### [YOUR ASSIGNMENT]
Lines below containing the word "JSON" should be copied out.
^^^^^^^^^^^^^^^^
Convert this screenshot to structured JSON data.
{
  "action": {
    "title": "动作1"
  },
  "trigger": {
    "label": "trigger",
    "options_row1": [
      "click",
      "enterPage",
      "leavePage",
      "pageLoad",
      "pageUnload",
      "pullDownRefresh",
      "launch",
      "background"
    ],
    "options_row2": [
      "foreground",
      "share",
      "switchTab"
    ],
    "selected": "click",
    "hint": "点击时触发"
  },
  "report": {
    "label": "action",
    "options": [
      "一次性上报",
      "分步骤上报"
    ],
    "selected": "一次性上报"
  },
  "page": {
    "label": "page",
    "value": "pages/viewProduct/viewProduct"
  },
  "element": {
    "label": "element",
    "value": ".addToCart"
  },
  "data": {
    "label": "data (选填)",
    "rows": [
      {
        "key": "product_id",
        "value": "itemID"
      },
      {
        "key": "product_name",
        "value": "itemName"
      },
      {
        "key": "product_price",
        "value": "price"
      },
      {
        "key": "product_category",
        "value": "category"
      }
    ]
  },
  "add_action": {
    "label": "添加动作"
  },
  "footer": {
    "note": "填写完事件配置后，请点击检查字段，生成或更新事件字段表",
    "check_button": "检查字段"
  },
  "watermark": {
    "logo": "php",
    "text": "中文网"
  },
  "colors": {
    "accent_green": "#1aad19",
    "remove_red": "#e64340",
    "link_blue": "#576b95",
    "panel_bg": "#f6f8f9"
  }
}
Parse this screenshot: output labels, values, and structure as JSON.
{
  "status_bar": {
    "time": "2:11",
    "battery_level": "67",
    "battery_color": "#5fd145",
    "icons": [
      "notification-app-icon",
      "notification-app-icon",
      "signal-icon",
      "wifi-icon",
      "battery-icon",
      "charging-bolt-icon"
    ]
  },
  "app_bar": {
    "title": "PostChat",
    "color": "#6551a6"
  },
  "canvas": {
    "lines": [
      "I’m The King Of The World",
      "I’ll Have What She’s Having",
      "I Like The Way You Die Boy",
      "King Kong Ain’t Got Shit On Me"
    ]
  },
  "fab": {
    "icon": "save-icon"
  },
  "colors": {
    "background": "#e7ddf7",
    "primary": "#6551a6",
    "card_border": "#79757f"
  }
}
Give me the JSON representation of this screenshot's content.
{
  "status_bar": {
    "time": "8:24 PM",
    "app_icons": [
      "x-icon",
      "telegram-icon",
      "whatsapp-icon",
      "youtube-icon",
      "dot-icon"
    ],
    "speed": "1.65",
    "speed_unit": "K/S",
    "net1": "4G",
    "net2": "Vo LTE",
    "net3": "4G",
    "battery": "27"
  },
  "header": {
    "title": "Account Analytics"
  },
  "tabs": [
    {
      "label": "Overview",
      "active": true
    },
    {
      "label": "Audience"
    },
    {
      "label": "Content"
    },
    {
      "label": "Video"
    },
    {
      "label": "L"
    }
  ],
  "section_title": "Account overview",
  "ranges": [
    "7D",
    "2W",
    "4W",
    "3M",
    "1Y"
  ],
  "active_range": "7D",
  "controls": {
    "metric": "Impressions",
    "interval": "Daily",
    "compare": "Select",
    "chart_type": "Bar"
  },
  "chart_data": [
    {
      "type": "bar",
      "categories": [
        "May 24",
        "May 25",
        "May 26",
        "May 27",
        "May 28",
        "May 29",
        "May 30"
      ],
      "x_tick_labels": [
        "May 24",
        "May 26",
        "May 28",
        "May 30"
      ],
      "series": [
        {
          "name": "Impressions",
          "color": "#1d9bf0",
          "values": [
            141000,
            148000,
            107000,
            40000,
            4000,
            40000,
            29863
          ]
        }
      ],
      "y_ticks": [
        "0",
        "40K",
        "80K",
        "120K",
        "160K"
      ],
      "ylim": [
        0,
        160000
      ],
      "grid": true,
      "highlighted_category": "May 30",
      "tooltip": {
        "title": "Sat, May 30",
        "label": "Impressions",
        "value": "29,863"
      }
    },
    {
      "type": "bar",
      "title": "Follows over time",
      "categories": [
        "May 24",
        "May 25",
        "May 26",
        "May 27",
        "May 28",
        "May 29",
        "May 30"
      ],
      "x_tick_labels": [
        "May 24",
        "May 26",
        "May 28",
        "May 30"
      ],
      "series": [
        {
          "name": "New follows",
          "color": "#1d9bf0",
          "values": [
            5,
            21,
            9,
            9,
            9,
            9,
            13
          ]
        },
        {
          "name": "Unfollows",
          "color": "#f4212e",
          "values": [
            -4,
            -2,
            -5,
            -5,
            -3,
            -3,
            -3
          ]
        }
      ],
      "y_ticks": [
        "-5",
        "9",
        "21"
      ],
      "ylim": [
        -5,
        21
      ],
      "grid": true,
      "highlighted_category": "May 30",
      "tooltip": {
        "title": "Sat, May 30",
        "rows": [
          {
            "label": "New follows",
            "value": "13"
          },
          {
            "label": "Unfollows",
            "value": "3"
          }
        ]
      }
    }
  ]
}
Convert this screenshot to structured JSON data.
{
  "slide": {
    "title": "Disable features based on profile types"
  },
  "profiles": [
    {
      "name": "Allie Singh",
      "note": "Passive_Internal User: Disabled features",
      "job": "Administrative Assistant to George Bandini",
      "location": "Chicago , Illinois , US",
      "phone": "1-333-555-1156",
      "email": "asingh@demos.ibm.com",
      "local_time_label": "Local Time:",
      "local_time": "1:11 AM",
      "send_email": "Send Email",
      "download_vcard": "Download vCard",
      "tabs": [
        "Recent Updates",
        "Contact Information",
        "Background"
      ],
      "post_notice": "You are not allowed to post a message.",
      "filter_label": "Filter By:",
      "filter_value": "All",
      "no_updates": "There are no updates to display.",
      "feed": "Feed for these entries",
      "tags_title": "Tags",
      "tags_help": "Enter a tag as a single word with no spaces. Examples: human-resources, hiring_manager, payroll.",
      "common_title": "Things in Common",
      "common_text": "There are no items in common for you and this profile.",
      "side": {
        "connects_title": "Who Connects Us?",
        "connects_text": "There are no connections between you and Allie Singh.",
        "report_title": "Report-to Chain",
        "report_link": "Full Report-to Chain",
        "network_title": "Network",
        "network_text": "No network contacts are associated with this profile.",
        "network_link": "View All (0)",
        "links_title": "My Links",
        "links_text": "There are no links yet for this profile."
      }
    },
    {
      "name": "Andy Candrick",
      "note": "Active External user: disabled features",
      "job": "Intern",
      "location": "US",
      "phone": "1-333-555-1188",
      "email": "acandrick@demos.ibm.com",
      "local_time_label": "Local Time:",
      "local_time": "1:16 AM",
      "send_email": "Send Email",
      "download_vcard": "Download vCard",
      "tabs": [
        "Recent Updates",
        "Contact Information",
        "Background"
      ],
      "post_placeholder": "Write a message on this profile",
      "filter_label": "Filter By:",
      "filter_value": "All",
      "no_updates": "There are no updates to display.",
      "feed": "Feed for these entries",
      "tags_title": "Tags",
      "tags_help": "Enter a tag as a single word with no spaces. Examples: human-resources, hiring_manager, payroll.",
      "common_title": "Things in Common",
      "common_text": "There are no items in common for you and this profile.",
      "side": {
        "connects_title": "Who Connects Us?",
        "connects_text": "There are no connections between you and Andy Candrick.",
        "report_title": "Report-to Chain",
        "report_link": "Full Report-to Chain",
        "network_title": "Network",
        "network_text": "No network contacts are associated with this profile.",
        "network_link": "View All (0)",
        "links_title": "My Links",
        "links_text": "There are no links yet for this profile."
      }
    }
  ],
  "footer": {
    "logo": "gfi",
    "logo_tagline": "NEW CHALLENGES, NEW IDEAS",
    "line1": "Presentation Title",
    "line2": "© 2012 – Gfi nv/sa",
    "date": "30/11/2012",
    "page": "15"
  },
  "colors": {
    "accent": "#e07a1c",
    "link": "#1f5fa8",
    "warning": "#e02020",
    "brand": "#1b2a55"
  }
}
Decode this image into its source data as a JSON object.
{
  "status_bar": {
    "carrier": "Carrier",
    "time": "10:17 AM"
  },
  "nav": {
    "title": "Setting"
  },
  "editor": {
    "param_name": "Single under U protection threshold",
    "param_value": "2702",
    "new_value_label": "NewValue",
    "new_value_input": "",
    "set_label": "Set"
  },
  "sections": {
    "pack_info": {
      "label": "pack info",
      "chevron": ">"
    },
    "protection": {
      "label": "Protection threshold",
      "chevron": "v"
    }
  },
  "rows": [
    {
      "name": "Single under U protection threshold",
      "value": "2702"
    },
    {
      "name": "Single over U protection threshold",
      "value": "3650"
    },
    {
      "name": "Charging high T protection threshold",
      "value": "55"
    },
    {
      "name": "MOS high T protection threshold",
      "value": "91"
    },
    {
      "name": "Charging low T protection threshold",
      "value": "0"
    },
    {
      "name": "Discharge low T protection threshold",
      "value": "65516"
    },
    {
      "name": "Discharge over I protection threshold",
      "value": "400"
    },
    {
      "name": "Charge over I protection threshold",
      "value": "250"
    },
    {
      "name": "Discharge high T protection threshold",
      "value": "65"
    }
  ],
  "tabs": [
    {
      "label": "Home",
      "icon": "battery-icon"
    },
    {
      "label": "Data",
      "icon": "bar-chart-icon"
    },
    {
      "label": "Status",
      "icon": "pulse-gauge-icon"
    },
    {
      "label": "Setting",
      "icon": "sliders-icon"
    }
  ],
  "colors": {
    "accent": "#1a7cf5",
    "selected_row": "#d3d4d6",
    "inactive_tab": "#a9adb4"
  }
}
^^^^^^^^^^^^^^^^
### [ANSWER TO THIS PROBLEM]
Convert this screenshot to structured JSON data.
Parse this screenshot: output labels, values, and structure as JSON.
Give me the JSON representation of this screenshot's content.
Convert this screenshot to structured JSON data.
Decode this image into its source data as a JSON object.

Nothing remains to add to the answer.